Cohen, 36, and Ferrell, 40, last appeared together in the 2006 auto racing spoof "Talladega Nights: The Ballad of Ricky Bobby," with Ferrell in the title role and Cohen playing his rival, a French speed racer.
Screenwriter Etan Cohen, no relation to the British comedian who sprang to movie fame as "Borat," has been signed to pen the screenplay for the as-yet untitled Sherlock Holmes film, the Sony Corp.-owned studio said in a statement.
The story will use as a starting point the principal characters created by Scottish-born author and physician Arthur Conan Doyle in the late 19th century.
No launch date for the production has been set, and no other decisions about casting or a director have been made.
The role of Holmes, the gentlemanly English detective par excellence renowned for his use of deductive reasoning, might seem an odd fit for Cohen, who, though educated at Cambridge University, has made a career of playing outlandish characters with funny accents.
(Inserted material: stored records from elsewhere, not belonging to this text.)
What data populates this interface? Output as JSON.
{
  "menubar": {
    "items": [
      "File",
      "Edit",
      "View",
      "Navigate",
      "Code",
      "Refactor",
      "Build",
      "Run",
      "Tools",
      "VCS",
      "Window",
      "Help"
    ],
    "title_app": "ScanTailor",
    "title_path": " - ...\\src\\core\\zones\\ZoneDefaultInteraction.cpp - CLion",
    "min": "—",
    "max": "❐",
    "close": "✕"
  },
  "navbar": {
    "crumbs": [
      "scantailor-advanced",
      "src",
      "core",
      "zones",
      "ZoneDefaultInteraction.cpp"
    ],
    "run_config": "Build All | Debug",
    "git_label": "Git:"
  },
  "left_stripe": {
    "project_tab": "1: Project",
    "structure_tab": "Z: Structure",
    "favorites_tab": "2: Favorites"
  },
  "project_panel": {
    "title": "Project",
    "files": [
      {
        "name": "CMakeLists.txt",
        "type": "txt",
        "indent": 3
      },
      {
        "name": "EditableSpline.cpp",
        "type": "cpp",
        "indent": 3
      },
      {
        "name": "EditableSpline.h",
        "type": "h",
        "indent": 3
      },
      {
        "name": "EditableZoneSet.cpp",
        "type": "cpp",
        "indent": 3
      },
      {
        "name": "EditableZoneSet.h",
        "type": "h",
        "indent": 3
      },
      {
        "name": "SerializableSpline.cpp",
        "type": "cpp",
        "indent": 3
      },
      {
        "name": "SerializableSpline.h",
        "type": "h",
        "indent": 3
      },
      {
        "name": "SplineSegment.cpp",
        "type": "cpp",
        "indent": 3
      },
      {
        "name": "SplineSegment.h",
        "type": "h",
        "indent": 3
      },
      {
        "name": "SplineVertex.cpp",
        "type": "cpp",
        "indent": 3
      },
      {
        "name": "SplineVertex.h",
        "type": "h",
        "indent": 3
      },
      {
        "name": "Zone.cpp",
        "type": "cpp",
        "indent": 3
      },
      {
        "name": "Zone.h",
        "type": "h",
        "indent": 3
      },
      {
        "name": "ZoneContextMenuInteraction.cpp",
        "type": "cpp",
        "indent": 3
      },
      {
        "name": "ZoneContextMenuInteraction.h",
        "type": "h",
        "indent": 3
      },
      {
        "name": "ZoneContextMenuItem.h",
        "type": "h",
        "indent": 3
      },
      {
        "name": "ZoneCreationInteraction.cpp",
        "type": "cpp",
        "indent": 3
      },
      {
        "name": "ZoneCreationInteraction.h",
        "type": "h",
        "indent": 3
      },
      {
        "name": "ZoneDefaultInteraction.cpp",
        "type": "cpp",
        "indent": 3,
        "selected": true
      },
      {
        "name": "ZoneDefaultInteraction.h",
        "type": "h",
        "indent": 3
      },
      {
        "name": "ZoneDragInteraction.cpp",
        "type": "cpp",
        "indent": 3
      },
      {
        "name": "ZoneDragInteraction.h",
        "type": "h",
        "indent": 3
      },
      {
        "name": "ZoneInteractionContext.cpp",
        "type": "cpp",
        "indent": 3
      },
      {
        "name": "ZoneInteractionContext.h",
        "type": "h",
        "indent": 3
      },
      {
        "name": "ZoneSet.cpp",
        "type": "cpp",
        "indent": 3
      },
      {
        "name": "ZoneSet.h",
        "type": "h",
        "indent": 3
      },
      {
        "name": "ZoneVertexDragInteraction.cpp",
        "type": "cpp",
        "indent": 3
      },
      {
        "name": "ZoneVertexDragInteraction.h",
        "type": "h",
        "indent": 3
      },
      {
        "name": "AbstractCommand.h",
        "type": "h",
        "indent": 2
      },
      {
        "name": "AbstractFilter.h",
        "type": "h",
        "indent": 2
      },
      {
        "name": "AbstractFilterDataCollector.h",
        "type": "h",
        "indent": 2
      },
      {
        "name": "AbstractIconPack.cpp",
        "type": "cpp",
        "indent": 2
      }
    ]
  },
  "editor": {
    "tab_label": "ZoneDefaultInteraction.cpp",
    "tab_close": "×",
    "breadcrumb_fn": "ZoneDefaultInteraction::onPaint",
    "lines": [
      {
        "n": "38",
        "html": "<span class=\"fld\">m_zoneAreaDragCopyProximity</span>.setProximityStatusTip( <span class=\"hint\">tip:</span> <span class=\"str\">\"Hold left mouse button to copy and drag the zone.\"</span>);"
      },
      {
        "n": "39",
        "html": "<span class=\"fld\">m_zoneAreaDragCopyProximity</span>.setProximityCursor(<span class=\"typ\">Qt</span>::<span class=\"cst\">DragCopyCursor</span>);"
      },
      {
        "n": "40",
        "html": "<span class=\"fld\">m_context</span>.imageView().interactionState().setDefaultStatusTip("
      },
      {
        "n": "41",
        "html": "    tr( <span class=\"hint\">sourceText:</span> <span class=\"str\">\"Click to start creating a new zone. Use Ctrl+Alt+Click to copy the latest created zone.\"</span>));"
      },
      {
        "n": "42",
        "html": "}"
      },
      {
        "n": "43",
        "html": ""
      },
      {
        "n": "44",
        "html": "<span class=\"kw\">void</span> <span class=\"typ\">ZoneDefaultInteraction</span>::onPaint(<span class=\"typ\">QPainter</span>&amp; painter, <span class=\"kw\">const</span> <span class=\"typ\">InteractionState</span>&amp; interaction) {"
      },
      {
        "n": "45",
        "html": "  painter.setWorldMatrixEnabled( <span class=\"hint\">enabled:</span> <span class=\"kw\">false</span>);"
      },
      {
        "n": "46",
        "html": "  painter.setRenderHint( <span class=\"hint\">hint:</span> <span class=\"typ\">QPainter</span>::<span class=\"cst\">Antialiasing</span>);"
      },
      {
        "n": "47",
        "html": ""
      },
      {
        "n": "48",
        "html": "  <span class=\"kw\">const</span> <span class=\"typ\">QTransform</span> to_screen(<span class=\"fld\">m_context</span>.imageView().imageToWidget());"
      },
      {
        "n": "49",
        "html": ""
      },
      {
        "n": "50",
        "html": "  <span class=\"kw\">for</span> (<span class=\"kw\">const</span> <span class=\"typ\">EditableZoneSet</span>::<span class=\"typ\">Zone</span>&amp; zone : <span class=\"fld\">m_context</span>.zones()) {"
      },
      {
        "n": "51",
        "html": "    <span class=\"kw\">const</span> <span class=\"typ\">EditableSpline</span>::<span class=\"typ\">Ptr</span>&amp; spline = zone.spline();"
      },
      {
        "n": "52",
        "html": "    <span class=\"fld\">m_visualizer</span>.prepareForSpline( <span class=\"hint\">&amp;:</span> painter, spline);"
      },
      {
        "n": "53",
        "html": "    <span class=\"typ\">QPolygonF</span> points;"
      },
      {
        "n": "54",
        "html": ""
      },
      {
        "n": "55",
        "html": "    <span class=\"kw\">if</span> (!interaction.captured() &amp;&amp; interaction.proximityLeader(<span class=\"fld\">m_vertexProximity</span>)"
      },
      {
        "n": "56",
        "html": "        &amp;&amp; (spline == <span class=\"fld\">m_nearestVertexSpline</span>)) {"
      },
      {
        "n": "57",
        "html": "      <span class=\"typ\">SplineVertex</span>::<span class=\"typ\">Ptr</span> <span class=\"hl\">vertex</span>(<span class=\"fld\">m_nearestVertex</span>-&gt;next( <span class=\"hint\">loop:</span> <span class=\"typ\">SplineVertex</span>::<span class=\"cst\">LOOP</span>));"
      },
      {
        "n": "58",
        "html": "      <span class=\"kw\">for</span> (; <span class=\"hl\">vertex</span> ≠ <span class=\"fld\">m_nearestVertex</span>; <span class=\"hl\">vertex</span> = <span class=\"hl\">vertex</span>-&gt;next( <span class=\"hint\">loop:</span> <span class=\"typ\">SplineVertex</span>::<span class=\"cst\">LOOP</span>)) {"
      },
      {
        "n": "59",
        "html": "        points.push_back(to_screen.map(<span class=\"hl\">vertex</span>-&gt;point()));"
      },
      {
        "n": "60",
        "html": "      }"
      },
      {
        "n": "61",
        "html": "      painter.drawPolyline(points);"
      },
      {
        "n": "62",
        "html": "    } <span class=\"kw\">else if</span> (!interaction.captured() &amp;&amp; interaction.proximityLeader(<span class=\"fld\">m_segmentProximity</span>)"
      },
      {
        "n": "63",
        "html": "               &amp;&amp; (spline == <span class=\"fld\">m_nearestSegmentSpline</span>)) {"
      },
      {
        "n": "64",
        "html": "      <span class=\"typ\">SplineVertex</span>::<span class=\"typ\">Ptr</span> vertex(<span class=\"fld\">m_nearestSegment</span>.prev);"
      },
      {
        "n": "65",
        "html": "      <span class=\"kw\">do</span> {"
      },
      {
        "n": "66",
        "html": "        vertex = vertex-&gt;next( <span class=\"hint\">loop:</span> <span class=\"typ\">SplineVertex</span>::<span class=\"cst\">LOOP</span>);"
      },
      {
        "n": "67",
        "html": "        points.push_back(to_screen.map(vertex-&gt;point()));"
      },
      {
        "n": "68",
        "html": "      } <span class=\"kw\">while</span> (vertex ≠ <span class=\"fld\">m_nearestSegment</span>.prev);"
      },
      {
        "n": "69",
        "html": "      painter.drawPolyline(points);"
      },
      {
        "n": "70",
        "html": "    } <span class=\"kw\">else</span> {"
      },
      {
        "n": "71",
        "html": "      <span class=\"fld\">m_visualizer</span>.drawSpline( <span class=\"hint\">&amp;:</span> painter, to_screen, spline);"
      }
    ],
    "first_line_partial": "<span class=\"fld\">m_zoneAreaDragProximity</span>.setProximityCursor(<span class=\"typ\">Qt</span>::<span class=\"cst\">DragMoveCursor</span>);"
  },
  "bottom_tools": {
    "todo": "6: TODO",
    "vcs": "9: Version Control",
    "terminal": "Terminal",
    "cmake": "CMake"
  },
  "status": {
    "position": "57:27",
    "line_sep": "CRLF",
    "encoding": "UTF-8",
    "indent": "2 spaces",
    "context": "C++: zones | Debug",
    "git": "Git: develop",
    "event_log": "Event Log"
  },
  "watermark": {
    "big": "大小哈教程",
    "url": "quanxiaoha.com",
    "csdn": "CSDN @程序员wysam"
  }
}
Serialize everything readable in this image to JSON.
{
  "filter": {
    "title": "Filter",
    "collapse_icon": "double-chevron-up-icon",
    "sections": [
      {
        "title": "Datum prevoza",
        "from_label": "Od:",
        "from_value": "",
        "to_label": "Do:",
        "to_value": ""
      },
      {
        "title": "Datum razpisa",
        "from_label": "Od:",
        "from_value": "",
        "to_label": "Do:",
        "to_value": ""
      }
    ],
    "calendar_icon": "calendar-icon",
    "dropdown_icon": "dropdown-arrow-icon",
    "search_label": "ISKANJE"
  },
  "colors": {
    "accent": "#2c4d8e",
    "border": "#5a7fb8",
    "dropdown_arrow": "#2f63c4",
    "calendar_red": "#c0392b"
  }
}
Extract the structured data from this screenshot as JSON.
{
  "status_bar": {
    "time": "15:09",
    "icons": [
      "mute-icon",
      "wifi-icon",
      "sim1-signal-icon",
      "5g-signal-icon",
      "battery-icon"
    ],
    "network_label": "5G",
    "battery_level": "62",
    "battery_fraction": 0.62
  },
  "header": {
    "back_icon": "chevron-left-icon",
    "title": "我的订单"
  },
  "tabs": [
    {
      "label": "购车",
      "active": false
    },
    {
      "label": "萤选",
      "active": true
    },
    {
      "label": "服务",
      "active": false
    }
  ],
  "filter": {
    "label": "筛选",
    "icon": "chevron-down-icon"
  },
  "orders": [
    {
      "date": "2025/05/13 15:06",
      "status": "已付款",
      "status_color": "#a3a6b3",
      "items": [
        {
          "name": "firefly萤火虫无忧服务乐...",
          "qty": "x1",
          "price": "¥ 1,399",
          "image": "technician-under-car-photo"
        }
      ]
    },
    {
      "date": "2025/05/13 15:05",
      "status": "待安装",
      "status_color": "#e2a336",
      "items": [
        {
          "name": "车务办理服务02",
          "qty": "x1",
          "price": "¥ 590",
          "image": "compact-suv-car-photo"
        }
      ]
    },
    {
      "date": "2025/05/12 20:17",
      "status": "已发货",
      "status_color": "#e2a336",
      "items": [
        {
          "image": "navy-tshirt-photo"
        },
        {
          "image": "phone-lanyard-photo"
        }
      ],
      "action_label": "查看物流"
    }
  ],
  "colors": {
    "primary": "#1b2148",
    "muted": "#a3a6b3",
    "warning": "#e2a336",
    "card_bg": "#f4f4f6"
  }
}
He earned his credentials as a box office star playing a boorish, oversexed TV journalist from Central Asia in the 2006 comedy "Borat: Cultural Learnings of America for Make Benefit Glorious Nation of Kazakhstan," improvising scenes with everyday Americans unaware he was making a movie.
The role was based on one of several characters he created for his television series, "Da Ali G Show." Cohen also appeared on the big screen opposite Johnny Depp in the 2007 musical "Sweeney Todd: The Demon Barber of Fleet Street."
Ferrell, who made his name as a leading sketch comedy artist on NBC's "Saturday Night Live," has a string of film comedies to his credit, including "Elf," "Anchorman: The Legend of Ron Burgundy," "Stranger than Fiction," "Blades of Glory" and "Semi-Pro."
"Just the idea of Sacha and Will as Sherlock Holmes and Watson makes us laugh," Columbia Pictures co-president Matt Tolmach said in a statement.
Columbia's development of a Sherlock Holmes spoof marks the second major studio project currently in the works based on the famed British private eye, with Warner Bros. preparing a drama to be directed by Madonna's filmmaking husband, Guy Ritchie, according to Daily Variety.
Editing by Steve Gorman, Bob Tourtellotte